[Transcranial magnetic motor evoked potentials (MEP) and somatic sensory evoked potentials (SEP) in the management of cervical spondylitic myelopathy (CSM)].Zhonghua Shen Jing Jing Shen Ke Za Zhi. 1992 Apr; 25(2):96-9, 126-7.ZS

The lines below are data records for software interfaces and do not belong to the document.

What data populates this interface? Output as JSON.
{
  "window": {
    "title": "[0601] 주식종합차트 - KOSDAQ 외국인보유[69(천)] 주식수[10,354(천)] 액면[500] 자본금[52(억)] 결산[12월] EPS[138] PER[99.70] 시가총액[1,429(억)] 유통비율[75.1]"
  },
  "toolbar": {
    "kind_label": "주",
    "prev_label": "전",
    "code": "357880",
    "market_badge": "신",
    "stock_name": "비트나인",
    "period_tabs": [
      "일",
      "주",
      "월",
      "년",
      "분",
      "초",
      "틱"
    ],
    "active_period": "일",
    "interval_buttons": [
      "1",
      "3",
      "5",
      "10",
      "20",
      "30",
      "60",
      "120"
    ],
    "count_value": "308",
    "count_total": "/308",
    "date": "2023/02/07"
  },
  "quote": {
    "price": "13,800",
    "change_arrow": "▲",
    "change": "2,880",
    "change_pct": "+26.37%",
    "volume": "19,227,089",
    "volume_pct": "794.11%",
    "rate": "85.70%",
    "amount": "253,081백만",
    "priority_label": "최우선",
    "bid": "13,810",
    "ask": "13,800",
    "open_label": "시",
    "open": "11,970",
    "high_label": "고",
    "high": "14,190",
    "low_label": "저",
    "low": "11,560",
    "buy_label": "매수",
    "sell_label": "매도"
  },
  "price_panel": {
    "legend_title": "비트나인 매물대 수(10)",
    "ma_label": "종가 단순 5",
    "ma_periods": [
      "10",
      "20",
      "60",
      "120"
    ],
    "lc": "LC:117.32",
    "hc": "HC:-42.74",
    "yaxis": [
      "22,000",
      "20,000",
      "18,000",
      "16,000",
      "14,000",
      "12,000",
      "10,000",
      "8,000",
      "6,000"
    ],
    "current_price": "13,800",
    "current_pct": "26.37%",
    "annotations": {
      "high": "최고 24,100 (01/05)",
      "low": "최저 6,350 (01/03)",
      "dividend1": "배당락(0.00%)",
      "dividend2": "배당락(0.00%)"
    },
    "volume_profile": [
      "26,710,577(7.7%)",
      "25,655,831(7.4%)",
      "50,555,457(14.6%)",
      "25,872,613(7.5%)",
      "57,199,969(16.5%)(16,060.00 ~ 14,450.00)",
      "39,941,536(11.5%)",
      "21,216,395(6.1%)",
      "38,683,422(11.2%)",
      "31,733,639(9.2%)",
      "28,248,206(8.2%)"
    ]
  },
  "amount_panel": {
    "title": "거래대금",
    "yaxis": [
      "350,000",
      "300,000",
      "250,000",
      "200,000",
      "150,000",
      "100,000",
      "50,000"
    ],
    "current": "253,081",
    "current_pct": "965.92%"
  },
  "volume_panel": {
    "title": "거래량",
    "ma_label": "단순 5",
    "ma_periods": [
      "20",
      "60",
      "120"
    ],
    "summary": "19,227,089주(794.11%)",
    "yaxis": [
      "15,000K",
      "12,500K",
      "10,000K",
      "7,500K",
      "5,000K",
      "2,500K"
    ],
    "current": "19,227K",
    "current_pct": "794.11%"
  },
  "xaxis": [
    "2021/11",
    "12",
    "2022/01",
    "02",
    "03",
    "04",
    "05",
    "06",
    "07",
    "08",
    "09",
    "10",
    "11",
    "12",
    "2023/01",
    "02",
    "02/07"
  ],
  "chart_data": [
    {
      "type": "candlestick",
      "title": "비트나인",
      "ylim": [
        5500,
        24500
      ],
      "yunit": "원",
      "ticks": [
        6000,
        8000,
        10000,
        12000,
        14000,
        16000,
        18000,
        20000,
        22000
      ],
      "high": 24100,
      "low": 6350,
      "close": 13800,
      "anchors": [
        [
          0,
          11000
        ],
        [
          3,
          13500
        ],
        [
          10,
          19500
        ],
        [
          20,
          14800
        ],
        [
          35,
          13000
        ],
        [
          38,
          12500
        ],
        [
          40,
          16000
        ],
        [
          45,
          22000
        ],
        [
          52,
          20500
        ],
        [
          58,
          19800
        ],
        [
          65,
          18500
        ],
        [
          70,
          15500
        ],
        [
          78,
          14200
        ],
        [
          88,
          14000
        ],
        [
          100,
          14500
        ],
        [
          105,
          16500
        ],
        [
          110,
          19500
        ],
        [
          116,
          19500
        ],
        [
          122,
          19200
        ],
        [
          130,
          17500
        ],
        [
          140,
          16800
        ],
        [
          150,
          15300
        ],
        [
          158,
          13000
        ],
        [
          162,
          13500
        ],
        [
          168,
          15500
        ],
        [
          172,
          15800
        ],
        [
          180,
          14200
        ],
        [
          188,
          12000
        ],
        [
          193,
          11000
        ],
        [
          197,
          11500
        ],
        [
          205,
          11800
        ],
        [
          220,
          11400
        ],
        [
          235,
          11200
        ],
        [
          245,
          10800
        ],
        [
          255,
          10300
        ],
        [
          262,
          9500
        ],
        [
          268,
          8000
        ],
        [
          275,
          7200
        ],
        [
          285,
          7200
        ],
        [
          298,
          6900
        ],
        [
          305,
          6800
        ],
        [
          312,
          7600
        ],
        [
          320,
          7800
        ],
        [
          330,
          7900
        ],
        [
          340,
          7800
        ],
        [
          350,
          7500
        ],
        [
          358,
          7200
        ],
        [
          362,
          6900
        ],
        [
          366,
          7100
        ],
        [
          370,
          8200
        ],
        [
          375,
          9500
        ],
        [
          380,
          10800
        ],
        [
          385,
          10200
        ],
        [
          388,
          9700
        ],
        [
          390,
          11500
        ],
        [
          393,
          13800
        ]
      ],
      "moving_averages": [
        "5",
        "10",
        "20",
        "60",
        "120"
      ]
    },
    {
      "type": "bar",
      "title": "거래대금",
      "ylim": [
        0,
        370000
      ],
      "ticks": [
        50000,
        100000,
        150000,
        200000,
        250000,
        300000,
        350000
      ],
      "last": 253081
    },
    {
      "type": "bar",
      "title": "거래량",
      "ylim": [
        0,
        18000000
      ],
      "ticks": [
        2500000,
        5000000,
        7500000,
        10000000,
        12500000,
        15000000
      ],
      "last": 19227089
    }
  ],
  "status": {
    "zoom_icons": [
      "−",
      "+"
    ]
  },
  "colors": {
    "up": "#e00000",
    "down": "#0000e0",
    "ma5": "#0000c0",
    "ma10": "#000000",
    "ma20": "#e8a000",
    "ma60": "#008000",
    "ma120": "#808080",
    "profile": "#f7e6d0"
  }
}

Fourteen CSM patients with clinical findings of myelopathy had their diagnoses proved with MRI imaging and at operation. There were a control group of 28 normal subjects for MEP and another control group of 32 for SEP. The results of the study showed that 72.7% had MEP abnormality with prolongation of the central motor conduction time (CMCT) in 7 cases and absence of motor action potentials after C7 stimulation in one of the 11 patients. In 2 patients with prolongation of CMCT, normal SEPs were found in the same arm while 1 patient showed directly a reversal of the results. The short-term follow-up study in 10 patients showed normalization of the prolonged CMCT in one and reappearance of motor action potentials with C7 stimulation in another. The authors considered that the non-invasive and painless, transcranial magnetic stimulation of the motor pathways might be useful in the assessment and management of CSM patients and better than the electrical stimulation.